 Error 42: Symbol Undefined _GetWindowLong 8

 Sorry for such a long message!
 Any help is greatly appreciated!

I believe that you need extern(C) around those functions. They're C functions, not D functions. - Jonathan M Davis

extern(Windows) is correct since they have WINAPI calling convention. The problem is their actual names are Get/SetWindowLongW/A...
Jun 12 2011
prev sibling parent Andrej Mitrovic <andrej.mitrovich gmail.com> writes:
Well most API functions stay the same for a long time on Windows.
Examples compiled in 1998 for Windows 98 will compile in 2011 for
Windows 7, and they will both run fine. At least the simple ones will.
The bindings /might/ be missing some new vista/win7 function
prototypes but I'm not sure if that's true or not. And if you use
vista/win7 features exclusively, you can say goodbye to compatibility
with pre-vista systems (if you care about that).

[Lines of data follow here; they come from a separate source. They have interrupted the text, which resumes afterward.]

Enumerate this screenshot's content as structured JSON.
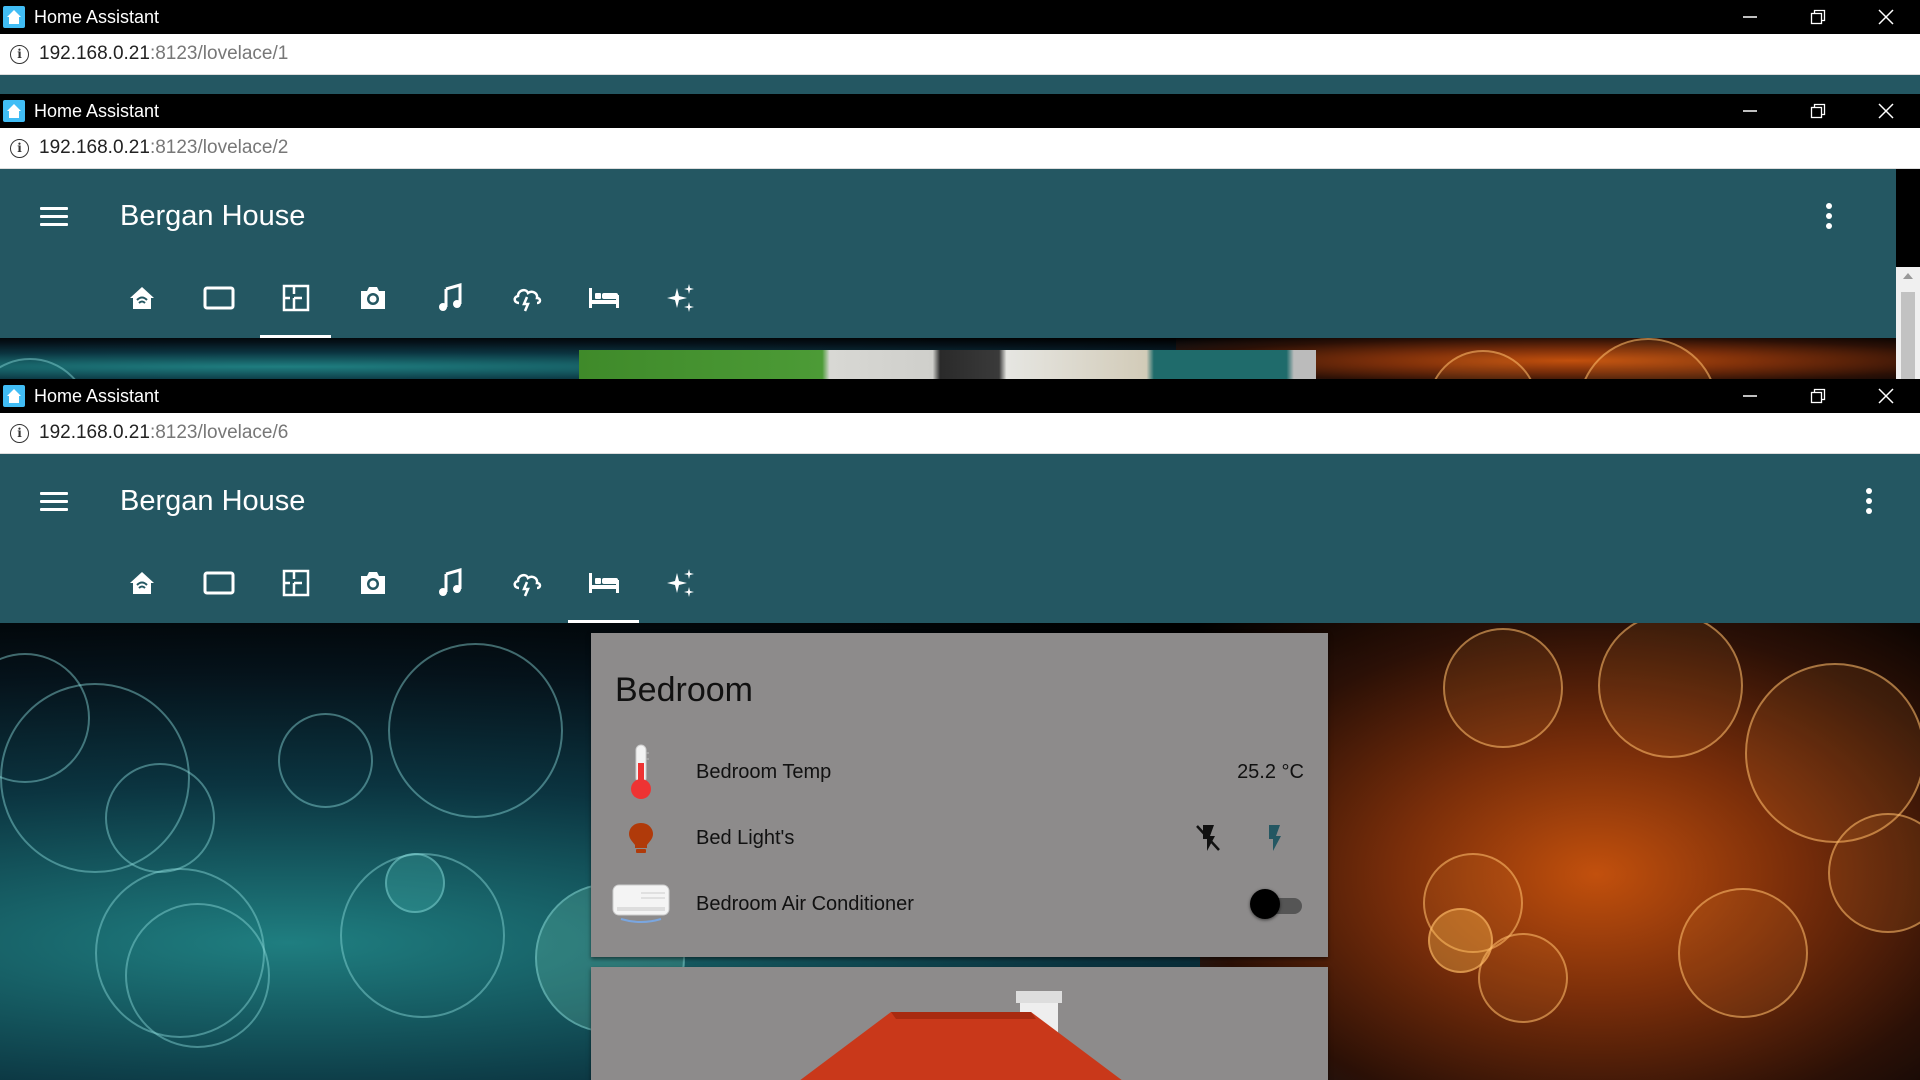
{
  "windows": [
    {
      "title": "Home Assistant",
      "url_host": "192.168.0.21",
      "url_path": ":8123/lovelace/1"
    },
    {
      "title": "Home Assistant",
      "url_host": "192.168.0.21",
      "url_path": ":8123/lovelace/2"
    },
    {
      "title": "Home Assistant",
      "url_host": "192.168.0.21",
      "url_path": ":8123/lovelace/6"
    }
  ],
  "app": {
    "title": "Bergan House",
    "tabs": [
      "home-icon",
      "tablet-icon",
      "floorplan-icon",
      "camera-icon",
      "music-icon",
      "weather-icon",
      "bed-icon",
      "scenes-icon"
    ],
    "active_tab_window2": 2,
    "active_tab_window3": 6,
    "primary_color": "#245762"
  },
  "card": {
    "title": "Bedroom",
    "entities": [
      {
        "name": "Bedroom Temp",
        "value": "25.2 °C",
        "icon": "thermometer-icon"
      },
      {
        "name": "Bed Light's",
        "icon": "bulb-icon",
        "actions": [
          "flash-off-icon",
          "flash-icon"
        ]
      },
      {
        "name": "Bedroom Air Conditioner",
        "icon": "air-conditioner-icon",
        "state": "off"
      }
    ]
  }
}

I'm not sure why your example is not compiling for you, it does for me:

import std.c.windows.windows;

extern (Windows)
{
       int GWL_USERDATA;
       LONG SetWindowLong(HWND, int, LONG);
       LONG GetWindowLong(HWND, int);
}

void main()
{
}

But try replacing the prototypes with this (notice the A at the end):
       LONG SetWindowLongA(HWND, int, LONG);
       LONG GetWindowLongA(HWND, int);

Which DMD version are you running?
Jun 12 2011